Prior to the first Presidential debate Barack Obama seemed to have all the momentum in the race. His base was fired up according to polls, he had hefty leads in key swing states and the electoral advantages he enjoyed over Mitt Romney seemed insurmountable. How two weeks makes a difference in politics.
While Obama’s base does not seem to be affected by the debate independents in mass, according to some polls, have shifted to Romney. Republican enthusiasm has also picked up significantly. Most importantly, the advantages Obama seemed to enjoy in the electoral college have faded.
In 2004 George W. Bush won reelection with 286 electoral votes and 50.7% of the popular vote. However, he failed to make any traction in Midwestern states that have voted Democratic consistently starting since 1992 or earlier (MN, MI, PA, WI). These states are often considered the Democratic firewall. Everytime the states look in play, as PA and WI did in 2004, they revert to form and back the Democratic nominee for President?
So what has changed in these states in the last two weeks to perhaps put them back in play this cycle? The polls and on the ground evidence of rising GOP enthusiasm and shifting voter preferences. Prior to the first Presidential debate Barack Obama seemed to have MI, WI, PA and MN in the bag. Now, according to RCP’s average of polls in the states, he only has MN in the bag. Michigan, Pennsylvania and Wisconsin are again rated as toss-ups by RCP and far more importantly for the Romney campaign they have made serious inroads into Ohio, which looked increasingly like a Obama state this year.
In Michigan the President now only leads by 4.4 points. Prior to the debate the President was approaching a double-digit average lead in the state. Michigan has many built-in Democratic advantages in presidential cycles. A left leaning suburban electorate and heavily minority Detroit electorate usually ensure them victory in even good GOP years (2004). But in 2010 the GOP was able to turn the state’s suburban electorate right and there is some evidence that electorate is still leaning that way this cycle. Even so, Romney will need strong rural support to pull off an upset in the state.

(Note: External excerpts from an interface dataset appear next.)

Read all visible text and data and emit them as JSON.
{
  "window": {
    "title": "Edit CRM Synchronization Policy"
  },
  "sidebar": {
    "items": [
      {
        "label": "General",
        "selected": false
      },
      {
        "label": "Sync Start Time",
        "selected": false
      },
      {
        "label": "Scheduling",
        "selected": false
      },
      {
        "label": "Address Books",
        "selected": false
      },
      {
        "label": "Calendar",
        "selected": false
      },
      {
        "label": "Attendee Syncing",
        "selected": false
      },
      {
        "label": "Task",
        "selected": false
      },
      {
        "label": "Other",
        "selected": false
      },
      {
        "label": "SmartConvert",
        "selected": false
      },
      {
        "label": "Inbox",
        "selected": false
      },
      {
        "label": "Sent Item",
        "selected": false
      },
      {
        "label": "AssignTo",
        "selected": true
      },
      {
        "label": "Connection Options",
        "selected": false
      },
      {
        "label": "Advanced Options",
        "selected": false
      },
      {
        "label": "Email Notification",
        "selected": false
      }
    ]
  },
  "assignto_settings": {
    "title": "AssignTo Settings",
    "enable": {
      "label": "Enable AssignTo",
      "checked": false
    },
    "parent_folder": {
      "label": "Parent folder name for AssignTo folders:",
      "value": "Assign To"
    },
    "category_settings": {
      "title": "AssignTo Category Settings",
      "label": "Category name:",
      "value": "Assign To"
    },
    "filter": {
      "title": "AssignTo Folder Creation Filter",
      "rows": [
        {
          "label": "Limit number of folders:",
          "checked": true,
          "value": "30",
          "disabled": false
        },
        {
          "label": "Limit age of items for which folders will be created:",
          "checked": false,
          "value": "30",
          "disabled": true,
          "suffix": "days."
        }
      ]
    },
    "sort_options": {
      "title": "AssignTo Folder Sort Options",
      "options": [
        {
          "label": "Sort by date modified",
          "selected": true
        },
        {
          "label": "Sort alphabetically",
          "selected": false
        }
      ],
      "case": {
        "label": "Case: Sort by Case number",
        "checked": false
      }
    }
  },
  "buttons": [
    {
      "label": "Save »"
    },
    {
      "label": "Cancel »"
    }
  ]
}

In Wisconsin, a GOP target state since 2000, the President’s lead has been deeply cut into. Prior to the debate he was threatening to run away with the race. But since then the President’s lead has virtually disappeared and he only leads by 2.3%. Wisconsin is unusual in that it has a highly conservative suburban vote and a moderate Democratic leaning rural vote. In the 2012 gubernatorial recall this dynamic was on display. For Romney to capture Wisconsin he needs to get every vote he can out of the suburbs and win moderate rural voters.
Much as Wisconsin has been a target state for the GOP in recent presidential elections so has Pennsylvania. In many ways PA mirrors Michigan in where its electorate’s allegiances lie. Urban Philly is like urban Detroit. Suburban Philly is like suburban Detroit and rural Pennsylvania is a near perfect image of rural Michigan. In the RCP average Obama leads in the state by 4.5%. Obama’s advantage in the state runs deep as he has a formidable ground operation and urban Philly provides him quite a deep vote cushion. The Romney camp counters that if they can turn suburban voters their way and win traditionally Democratic white voters in the Southwest of the state they can off-set Obama’s advantages. We will see.
Obama’s firewall is by no means collapsing. But it is showing signs of strain. Other non firewall, swing states such as VA, FL and yes even OH have begun to swing Romney’s way in the last few weeks. In the West CO and NV has seen significant movement to Romney’s side. If Obama starts losing WI, PA or MI in the polls leading up to election day it is a sign his reelection campaign is poised on a knife-edge November 6th.